So begins True Grit, a rollicking western about young Maddie Ross, a stern presbyterian moralist and wannabe bounty hunter. Through the course of the tale, Maddie holds her own against sly merchants, haughty Texas Rangers, and bloodthirsty outlaws alike.
Maddie’s partner in the quest is the cantankerous drunkard Rooster Cogburn, a has-been gunslinger fallen on hard times who nevertheless possesses the True Grit needed for the task.
The story, told from the now-elderly Maddie’s point of view is like having an up-tight, religious grandmother, tell the wildest story you’ve ever read. This book is both a romping adventure novel and unbelievably funny, I recommend it to everyone I can!
The Old Place by Bobby Finger
As recommended by Rebecca Wadey, Ensemble co-founder.
As a huge fan of Bobby Finger’s brilliant pop culture podcast Who? Weekly I was delighted to find a housesitter with excellent taste (cough, Tyson Beckett) had left this at my house when I returned from holiday earlier this year. Turns out Tyson hadn’t actually read it so I got the first jump and I devoured it. Anyone who obsesses over Who? Weekly will have a preconceived idea of what this book is like. I thought it was going to be a light, frivolous and perhaps snarky read but it turned out to be an achingly beautiful look at, plot twist, the sometimes complicated friendships between older women. Set in small town Texas, where Bobby grew up, he’s painstakingly created a world so immersive and real I still can’t believe it’s written by my favourite podcast. It’s gripping, evocative and utterly memorable in unexpected ways. The perfect beach read. Highly commended: The Women in Me by Britney Spears, The Guest by Emma Cline.
Family Meal by Bryan Washington
As recommended by Jeremy Hansen, author and director, communications and community at Britomart Group.
Thinking about beach reads makes me think about good bookstores and how much I love them. You’d think my social media feeds would be full of ads for books I might like to read, but algorithms have a narrow view of the world. Good bookstores are expansive: every time I browse the shelves of one, I come away with a title that takes me places I had never thought about going. This year my bookstore browsing led me to Family Meal, Bryan Washington’s latest. Set in Houston and Osaka, it’s good on so many levels – matter-of-factly queer, full of pain and heartache but also a redemptive hope. The writing is cool and elegant, but also full of affection and compassion. I’m a fan!

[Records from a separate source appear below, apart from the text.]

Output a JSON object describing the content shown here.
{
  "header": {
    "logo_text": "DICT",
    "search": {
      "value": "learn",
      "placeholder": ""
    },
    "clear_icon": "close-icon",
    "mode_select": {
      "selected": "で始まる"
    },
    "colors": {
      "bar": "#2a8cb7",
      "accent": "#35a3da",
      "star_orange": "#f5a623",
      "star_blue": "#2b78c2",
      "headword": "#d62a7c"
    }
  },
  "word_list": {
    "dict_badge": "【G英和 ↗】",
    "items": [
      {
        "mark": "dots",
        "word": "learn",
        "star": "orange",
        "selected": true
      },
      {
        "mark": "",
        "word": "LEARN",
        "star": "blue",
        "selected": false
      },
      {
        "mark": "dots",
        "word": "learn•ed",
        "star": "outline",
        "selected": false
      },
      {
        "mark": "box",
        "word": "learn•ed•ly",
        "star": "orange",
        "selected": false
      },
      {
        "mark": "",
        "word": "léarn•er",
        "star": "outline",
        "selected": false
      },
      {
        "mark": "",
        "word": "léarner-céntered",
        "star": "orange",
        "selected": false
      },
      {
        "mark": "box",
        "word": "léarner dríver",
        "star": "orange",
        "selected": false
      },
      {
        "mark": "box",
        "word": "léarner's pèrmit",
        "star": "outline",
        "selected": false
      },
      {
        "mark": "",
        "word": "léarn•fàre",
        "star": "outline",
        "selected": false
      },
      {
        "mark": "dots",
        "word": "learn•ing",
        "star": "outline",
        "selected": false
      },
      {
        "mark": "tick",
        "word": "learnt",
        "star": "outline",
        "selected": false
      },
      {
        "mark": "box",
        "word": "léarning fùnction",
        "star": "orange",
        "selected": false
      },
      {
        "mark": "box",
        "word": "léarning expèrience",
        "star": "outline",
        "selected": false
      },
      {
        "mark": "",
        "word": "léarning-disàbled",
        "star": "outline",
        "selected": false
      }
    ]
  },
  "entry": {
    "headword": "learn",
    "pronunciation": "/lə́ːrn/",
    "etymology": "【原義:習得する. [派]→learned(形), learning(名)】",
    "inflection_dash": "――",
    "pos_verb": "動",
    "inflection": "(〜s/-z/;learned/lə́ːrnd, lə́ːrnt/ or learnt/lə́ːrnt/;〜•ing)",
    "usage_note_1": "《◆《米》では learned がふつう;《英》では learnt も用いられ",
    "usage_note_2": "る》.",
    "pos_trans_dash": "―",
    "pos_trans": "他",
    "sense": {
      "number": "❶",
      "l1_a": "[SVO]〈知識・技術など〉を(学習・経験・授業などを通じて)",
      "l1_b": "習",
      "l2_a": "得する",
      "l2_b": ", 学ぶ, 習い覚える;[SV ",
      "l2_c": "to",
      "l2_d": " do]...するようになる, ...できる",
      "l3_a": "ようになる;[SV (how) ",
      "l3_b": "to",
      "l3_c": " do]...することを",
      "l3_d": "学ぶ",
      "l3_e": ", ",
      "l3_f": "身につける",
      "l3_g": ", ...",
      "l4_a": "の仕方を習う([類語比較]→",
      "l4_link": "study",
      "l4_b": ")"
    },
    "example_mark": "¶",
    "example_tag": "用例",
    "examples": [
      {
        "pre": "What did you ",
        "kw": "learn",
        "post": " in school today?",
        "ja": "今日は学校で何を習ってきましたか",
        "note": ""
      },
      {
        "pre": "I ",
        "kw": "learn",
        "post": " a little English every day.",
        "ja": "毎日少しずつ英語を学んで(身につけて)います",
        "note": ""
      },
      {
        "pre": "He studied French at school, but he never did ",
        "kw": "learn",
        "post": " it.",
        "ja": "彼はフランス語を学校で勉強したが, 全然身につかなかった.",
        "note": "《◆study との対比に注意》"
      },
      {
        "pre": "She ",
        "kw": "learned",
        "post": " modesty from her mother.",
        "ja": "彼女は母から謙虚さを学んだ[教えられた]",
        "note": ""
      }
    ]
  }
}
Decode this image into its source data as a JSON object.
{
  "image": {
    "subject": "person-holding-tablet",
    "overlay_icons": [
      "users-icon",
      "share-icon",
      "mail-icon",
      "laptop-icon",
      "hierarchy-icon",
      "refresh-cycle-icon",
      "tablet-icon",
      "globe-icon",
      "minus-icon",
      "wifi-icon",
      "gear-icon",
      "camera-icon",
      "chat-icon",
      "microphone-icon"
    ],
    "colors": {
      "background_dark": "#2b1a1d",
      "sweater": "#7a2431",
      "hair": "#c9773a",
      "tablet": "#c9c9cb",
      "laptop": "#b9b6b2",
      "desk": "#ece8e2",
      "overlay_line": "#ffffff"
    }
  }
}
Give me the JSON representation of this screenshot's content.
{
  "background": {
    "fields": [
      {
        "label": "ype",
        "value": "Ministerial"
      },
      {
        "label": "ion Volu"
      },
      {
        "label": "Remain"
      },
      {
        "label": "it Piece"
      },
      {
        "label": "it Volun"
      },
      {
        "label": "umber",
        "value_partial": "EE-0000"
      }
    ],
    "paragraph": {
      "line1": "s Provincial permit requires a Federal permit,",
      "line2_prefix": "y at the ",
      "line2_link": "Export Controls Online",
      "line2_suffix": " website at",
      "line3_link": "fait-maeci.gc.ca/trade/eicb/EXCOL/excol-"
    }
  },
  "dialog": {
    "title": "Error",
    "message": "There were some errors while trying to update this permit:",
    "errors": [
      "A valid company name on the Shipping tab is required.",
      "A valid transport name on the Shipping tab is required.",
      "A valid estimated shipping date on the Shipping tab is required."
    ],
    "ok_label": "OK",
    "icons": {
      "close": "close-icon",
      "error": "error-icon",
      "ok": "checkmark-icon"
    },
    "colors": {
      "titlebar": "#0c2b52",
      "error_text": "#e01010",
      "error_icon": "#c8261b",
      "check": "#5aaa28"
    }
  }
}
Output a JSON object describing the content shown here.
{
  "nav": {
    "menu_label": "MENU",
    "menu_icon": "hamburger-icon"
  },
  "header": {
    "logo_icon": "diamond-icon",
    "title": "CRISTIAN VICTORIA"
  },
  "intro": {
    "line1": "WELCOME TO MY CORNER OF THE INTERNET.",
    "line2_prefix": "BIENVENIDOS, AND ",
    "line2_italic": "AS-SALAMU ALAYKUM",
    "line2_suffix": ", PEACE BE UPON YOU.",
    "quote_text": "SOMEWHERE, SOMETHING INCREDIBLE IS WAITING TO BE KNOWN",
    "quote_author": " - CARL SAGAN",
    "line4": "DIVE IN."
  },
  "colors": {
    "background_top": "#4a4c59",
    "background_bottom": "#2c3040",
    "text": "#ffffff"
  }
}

The Power of Now by Eckhart Tolle
As recommended by Zoë Gibbs, Someday Studios pr director.
A literary gem that I always come back to is Eckhart Tolle’s The Power of Now. While this recommendation might be telling of my time living in a yoga school in India and my love of philosophical books.. It’s an easy, insightful and feel-good read that will make you feel like you’ve spent thousands at a retreat.
While I love the escapism of a juicy fiction, the summer break is an opportunity to start the year right, and this book is the ultimate reminder to be present. It’s been a wild year, so I can’t wait to revisit my favourite pages and start 2024 feeling cool, calm and collected.